PROBLEM >> Go through the listing and copy each line that has the string "little" in it.

DATASET ENTRIES >>
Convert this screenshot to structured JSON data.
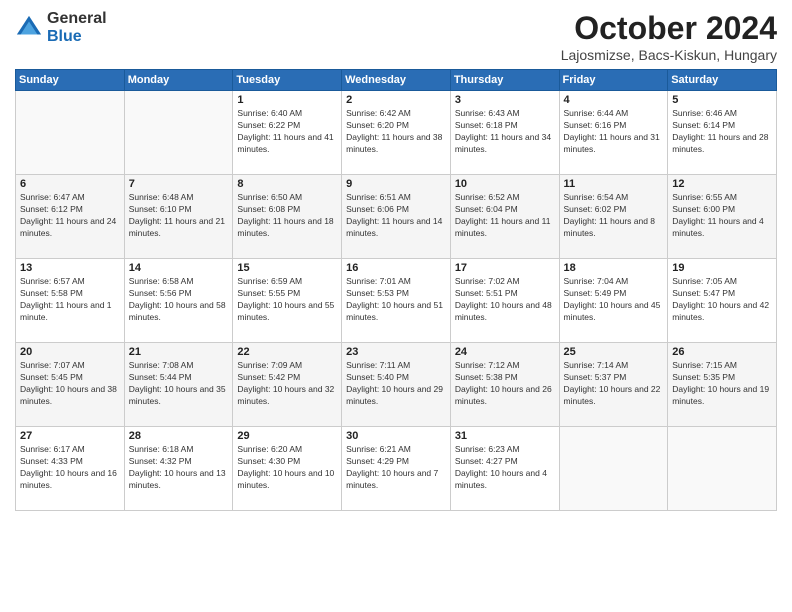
{
  "logo": {
    "general": "General",
    "blue": "Blue"
  },
  "title": "October 2024",
  "location": "Lajosmizse, Bacs-Kiskun, Hungary",
  "header_days": [
    "Sunday",
    "Monday",
    "Tuesday",
    "Wednesday",
    "Thursday",
    "Friday",
    "Saturday"
  ],
  "weeks": [
    [
      {
        "day": "",
        "info": ""
      },
      {
        "day": "",
        "info": ""
      },
      {
        "day": "1",
        "info": "Sunrise: 6:40 AM\nSunset: 6:22 PM\nDaylight: 11 hours and 41 minutes."
      },
      {
        "day": "2",
        "info": "Sunrise: 6:42 AM\nSunset: 6:20 PM\nDaylight: 11 hours and 38 minutes."
      },
      {
        "day": "3",
        "info": "Sunrise: 6:43 AM\nSunset: 6:18 PM\nDaylight: 11 hours and 34 minutes."
      },
      {
        "day": "4",
        "info": "Sunrise: 6:44 AM\nSunset: 6:16 PM\nDaylight: 11 hours and 31 minutes."
      },
      {
        "day": "5",
        "info": "Sunrise: 6:46 AM\nSunset: 6:14 PM\nDaylight: 11 hours and 28 minutes."
      }
    ],
    [
      {
        "day": "6",
        "info": "Sunrise: 6:47 AM\nSunset: 6:12 PM\nDaylight: 11 hours and 24 minutes."
      },
      {
        "day": "7",
        "info": "Sunrise: 6:48 AM\nSunset: 6:10 PM\nDaylight: 11 hours and 21 minutes."
      },
      {
        "day": "8",
        "info": "Sunrise: 6:50 AM\nSunset: 6:08 PM\nDaylight: 11 hours and 18 minutes."
      },
      {
        "day": "9",
        "info": "Sunrise: 6:51 AM\nSunset: 6:06 PM\nDaylight: 11 hours and 14 minutes."
      },
      {
        "day": "10",
        "info": "Sunrise: 6:52 AM\nSunset: 6:04 PM\nDaylight: 11 hours and 11 minutes."
      },
      {
        "day": "11",
        "info": "Sunrise: 6:54 AM\nSunset: 6:02 PM\nDaylight: 11 hours and 8 minutes."
      },
      {
        "day": "12",
        "info": "Sunrise: 6:55 AM\nSunset: 6:00 PM\nDaylight: 11 hours and 4 minutes."
      }
    ],
    [
      {
        "day": "13",
        "info": "Sunrise: 6:57 AM\nSunset: 5:58 PM\nDaylight: 11 hours and 1 minute."
      },
      {
        "day": "14",
        "info": "Sunrise: 6:58 AM\nSunset: 5:56 PM\nDaylight: 10 hours and 58 minutes."
      },
      {
        "day": "15",
        "info": "Sunrise: 6:59 AM\nSunset: 5:55 PM\nDaylight: 10 hours and 55 minutes."
      },
      {
        "day": "16",
        "info": "Sunrise: 7:01 AM\nSunset: 5:53 PM\nDaylight: 10 hours and 51 minutes."
      },
      {
        "day": "17",
        "info": "Sunrise: 7:02 AM\nSunset: 5:51 PM\nDaylight: 10 hours and 48 minutes."
      },
      {
        "day": "18",
        "info": "Sunrise: 7:04 AM\nSunset: 5:49 PM\nDaylight: 10 hours and 45 minutes."
      },
      {
        "day": "19",
        "info": "Sunrise: 7:05 AM\nSunset: 5:47 PM\nDaylight: 10 hours and 42 minutes."
      }
    ],
    [
      {
        "day": "20",
        "info": "Sunrise: 7:07 AM\nSunset: 5:45 PM\nDaylight: 10 hours and 38 minutes."
      },
      {
        "day": "21",
        "info": "Sunrise: 7:08 AM\nSunset: 5:44 PM\nDaylight: 10 hours and 35 minutes."
      },
      {
        "day": "22",
        "info": "Sunrise: 7:09 AM\nSunset: 5:42 PM\nDaylight: 10 hours and 32 minutes."
      },
      {
        "day": "23",
        "info": "Sunrise: 7:11 AM\nSunset: 5:40 PM\nDaylight: 10 hours and 29 minutes."
      },
      {
        "day": "24",
        "info": "Sunrise: 7:12 AM\nSunset: 5:38 PM\nDaylight: 10 hours and 26 minutes."
      },
      {
        "day": "25",
        "info": "Sunrise: 7:14 AM\nSunset: 5:37 PM\nDaylight: 10 hours and 22 minutes."
      },
      {
        "day": "26",
        "info": "Sunrise: 7:15 AM\nSunset: 5:35 PM\nDaylight: 10 hours and 19 minutes."
      }
    ],
    [
      {
        "day": "27",
        "info": "Sunrise: 6:17 AM\nSunset: 4:33 PM\nDaylight: 10 hours and 16 minutes."
      },
      {
        "day": "28",
        "info": "Sunrise: 6:18 AM\nSunset: 4:32 PM\nDaylight: 10 hours and 13 minutes."
      },
      {
        "day": "29",
        "info": "Sunrise: 6:20 AM\nSunset: 4:30 PM\nDaylight: 10 hours and 10 minutes."
      },
      {
        "day": "30",
        "info": "Sunrise: 6:21 AM\nSunset: 4:29 PM\nDaylight: 10 hours and 7 minutes."
      },
      {
        "day": "31",
        "info": "Sunrise: 6:23 AM\nSunset: 4:27 PM\nDaylight: 10 hours and 4 minutes."
      },
      {
        "day": "",
        "info": ""
      },
      {
        "day": "",
        "info": ""
      }
    ]
  ]
}
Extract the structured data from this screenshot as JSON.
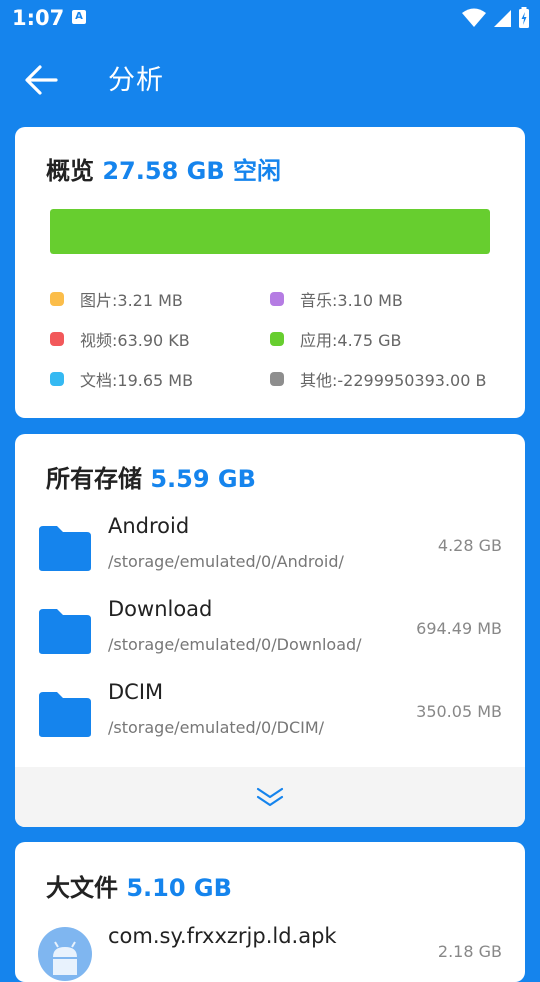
{
  "status": {
    "time": "1:07",
    "notification_glyph": "A"
  },
  "appbar": {
    "title": "分析"
  },
  "overview": {
    "title": "概览",
    "free": "27.58 GB 空闲",
    "bar_color": "#67CE2F",
    "bar_fill_fraction": 1.0,
    "legend": [
      {
        "label": "图片:3.21 MB",
        "color": "#FBBD4A"
      },
      {
        "label": "音乐:3.10 MB",
        "color": "#B57CE3"
      },
      {
        "label": "视频:63.90 KB",
        "color": "#F2585A"
      },
      {
        "label": "应用:4.75 GB",
        "color": "#67CE2F"
      },
      {
        "label": "文档:19.65 MB",
        "color": "#35B9F2"
      },
      {
        "label": "其他:-2299950393.00 B",
        "color": "#8E8E8E"
      }
    ]
  },
  "storage": {
    "title": "所有存储",
    "total": "5.59 GB",
    "folders": [
      {
        "name": "Android",
        "path": "/storage/emulated/0/Android/",
        "size": "4.28 GB"
      },
      {
        "name": "Download",
        "path": "/storage/emulated/0/Download/",
        "size": "694.49 MB"
      },
      {
        "name": "DCIM",
        "path": "/storage/emulated/0/DCIM/",
        "size": "350.05 MB"
      }
    ]
  },
  "large_files": {
    "title": "大文件",
    "total": "5.10 GB",
    "files": [
      {
        "name": "com.sy.frxxzrjp.ld.apk",
        "size": "2.18 GB"
      }
    ]
  },
  "colors": {
    "accent": "#1584ED",
    "folder": "#1584ED"
  },
  "icons": {
    "status": [
      "notification-a-icon",
      "wifi-icon",
      "cellular-signal-icon",
      "battery-icon"
    ],
    "back": "arrow-left-icon",
    "folder": "folder-icon",
    "expand": "double-chevron-down-icon",
    "apk": "android-icon"
  }
}
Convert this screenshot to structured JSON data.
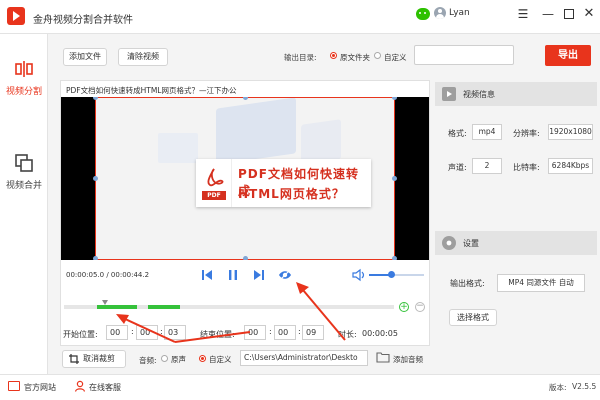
{
  "app": {
    "title": "金舟视频分割合并软件",
    "username": "Lyan"
  },
  "window": {
    "menu_glyph": "☰",
    "min_glyph": "—",
    "close_glyph": "✕"
  },
  "sidebar": {
    "items": [
      {
        "label": "视频分割",
        "active": true
      },
      {
        "label": "视频合并",
        "active": false
      }
    ]
  },
  "toolbar": {
    "add_file": "添加文件",
    "clear_video": "清除视频",
    "output_dir_label": "输出目录:",
    "output_options": [
      {
        "label": "原文件夹",
        "selected": true
      },
      {
        "label": "自定义",
        "selected": false
      }
    ],
    "output_path": "",
    "export": "导出"
  },
  "video": {
    "title": "PDF文档如何快速转成HTML网页格式？—江下办公",
    "pdf_tag": "PDF",
    "overlay_line1": "PDF文档如何快速转成",
    "overlay_line2": "HTML网页格式？",
    "time": "00:00:05.0 / 00:00:44.2"
  },
  "trim": {
    "start_label": "开始位置:",
    "start": [
      "00",
      "00",
      "03"
    ],
    "end_label": "结束位置:",
    "end": [
      "00",
      "00",
      "09"
    ],
    "duration_label": "时长:",
    "duration": "00:00:05",
    "sep": ":"
  },
  "bottom": {
    "cancel_crop": "取消裁剪",
    "audio_label": "音频:",
    "audio_options": [
      {
        "label": "原声",
        "selected": false
      },
      {
        "label": "自定义",
        "selected": true
      }
    ],
    "audio_path": "C:\\Users\\Administrator\\Deskto",
    "add_audio": "添加音频"
  },
  "video_info": {
    "header": "视频信息",
    "format_label": "格式:",
    "format": "mp4",
    "resolution_label": "分辨率:",
    "resolution": "1920x1080",
    "channels_label": "声道:",
    "channels": "2",
    "bitrate_label": "比特率:",
    "bitrate": "6284Kbps"
  },
  "settings": {
    "header": "设置",
    "output_format_label": "输出格式:",
    "output_format": "MP4 同源文件 自动",
    "select_format": "选择格式"
  },
  "statusbar": {
    "site": "官方网站",
    "service": "在线客服",
    "version_label": "版本:",
    "version": "V2.5.5"
  },
  "colors": {
    "accent": "#e8341c",
    "green": "#35c23a",
    "blue": "#3a7be0"
  }
}
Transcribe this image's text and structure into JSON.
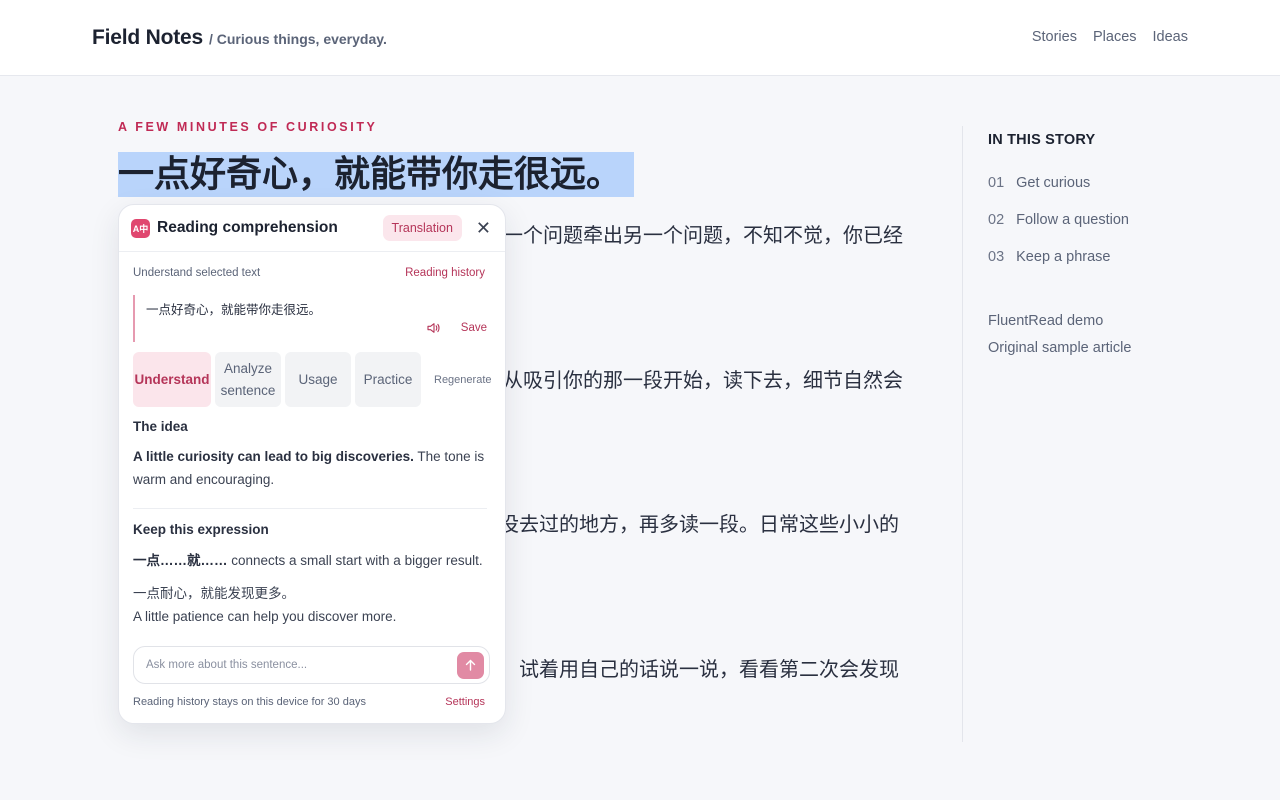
{
  "header": {
    "brand": "Field Notes",
    "tagline": "/ Curious things, everyday.",
    "nav": [
      "Stories",
      "Places",
      "Ideas"
    ]
  },
  "article": {
    "kicker": "A FEW MINUTES OF CURIOSITY",
    "headline": "一点好奇心，就能带你走很远。",
    "paragraph_fragments": [
      "一个问题牵出另一个问题，不知不觉，你已经",
      "从吸引你的那一段开始，读下去，细节自然会",
      "没去过的地方，再多读一段。日常这些小小的",
      "试着用自己的话说一说，看看第二次会发现"
    ]
  },
  "sidebar": {
    "title": "IN THIS STORY",
    "items": [
      {
        "num": "01",
        "label": "Get curious"
      },
      {
        "num": "02",
        "label": "Follow a question"
      },
      {
        "num": "03",
        "label": "Keep a phrase"
      }
    ],
    "links": [
      "FluentRead demo",
      "Original sample article"
    ]
  },
  "panel": {
    "icon_text": "A中",
    "title": "Reading comprehension",
    "translation_btn": "Translation",
    "close": "✕",
    "subheader_left": "Understand selected text",
    "subheader_right": "Reading history",
    "quote": "一点好奇心，就能带你走很远。",
    "save": "Save",
    "tabs": [
      "Understand",
      "Analyze sentence",
      "Usage",
      "Practice"
    ],
    "regenerate": "Regenerate",
    "idea_title": "The idea",
    "idea_bold": "A little curiosity can lead to big discoveries.",
    "idea_rest": " The tone is warm and encouraging.",
    "expr_title": "Keep this expression",
    "expr_bold": "一点……就……",
    "expr_rest": " connects a small start with a bigger result.",
    "example_zh": "一点耐心，就能发现更多。",
    "example_en": "A little patience can help you discover more.",
    "ask_placeholder": "Ask more about this sentence...",
    "footer_left": "Reading history stays on this device for 30 days",
    "footer_right": "Settings",
    "accent": "#c02a55"
  }
}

ANSWER TO THIS TASK >>
    "idea_bold": "A little curiosity can lead to big discoveries.",
    "example_en": "A little patience can help you discover more.",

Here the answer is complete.